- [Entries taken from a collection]
+++++

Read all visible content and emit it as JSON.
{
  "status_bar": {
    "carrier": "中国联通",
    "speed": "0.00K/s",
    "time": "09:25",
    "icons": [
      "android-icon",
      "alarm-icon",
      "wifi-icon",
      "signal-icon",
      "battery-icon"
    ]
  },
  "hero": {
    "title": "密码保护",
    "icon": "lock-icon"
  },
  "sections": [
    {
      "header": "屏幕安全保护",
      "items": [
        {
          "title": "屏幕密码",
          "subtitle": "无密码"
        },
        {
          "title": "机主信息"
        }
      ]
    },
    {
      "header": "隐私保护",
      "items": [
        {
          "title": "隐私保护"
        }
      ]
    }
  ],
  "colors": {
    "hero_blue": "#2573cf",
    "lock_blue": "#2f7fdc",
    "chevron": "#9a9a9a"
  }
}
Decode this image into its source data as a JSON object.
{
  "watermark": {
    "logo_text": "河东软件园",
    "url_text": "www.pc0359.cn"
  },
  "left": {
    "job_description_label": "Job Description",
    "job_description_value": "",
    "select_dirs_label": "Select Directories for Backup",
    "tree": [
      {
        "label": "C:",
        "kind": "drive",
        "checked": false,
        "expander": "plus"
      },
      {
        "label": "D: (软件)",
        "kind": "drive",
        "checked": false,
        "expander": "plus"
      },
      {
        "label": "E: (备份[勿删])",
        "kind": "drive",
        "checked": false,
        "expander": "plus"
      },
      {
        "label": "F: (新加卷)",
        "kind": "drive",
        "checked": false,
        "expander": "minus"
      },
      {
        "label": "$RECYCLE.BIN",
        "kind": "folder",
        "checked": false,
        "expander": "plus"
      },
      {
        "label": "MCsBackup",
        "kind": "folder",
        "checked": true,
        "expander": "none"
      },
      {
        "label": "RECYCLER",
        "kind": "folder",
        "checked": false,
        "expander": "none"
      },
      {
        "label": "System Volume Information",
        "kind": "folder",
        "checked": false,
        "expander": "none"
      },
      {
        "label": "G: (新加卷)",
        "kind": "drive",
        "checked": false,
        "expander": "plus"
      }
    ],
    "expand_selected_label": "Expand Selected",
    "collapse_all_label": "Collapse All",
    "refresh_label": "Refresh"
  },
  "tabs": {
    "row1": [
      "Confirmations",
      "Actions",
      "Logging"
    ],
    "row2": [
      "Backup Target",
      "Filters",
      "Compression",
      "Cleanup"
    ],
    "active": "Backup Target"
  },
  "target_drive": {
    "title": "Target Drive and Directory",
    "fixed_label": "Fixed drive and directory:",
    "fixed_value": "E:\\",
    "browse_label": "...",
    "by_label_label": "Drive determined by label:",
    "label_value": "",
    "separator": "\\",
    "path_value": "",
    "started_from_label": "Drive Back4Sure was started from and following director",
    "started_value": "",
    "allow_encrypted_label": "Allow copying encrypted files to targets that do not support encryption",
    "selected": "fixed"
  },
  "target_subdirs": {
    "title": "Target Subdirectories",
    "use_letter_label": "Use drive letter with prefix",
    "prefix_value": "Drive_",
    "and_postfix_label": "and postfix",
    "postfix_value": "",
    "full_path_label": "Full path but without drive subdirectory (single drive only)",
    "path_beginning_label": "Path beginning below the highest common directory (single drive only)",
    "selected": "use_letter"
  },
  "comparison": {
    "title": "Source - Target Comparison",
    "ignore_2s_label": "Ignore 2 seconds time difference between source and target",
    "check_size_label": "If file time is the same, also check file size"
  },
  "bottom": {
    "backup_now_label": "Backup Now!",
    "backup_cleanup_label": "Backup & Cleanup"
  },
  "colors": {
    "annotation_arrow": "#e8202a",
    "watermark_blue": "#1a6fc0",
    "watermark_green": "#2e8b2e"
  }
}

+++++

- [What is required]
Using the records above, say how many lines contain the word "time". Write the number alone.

- [Completed task]
3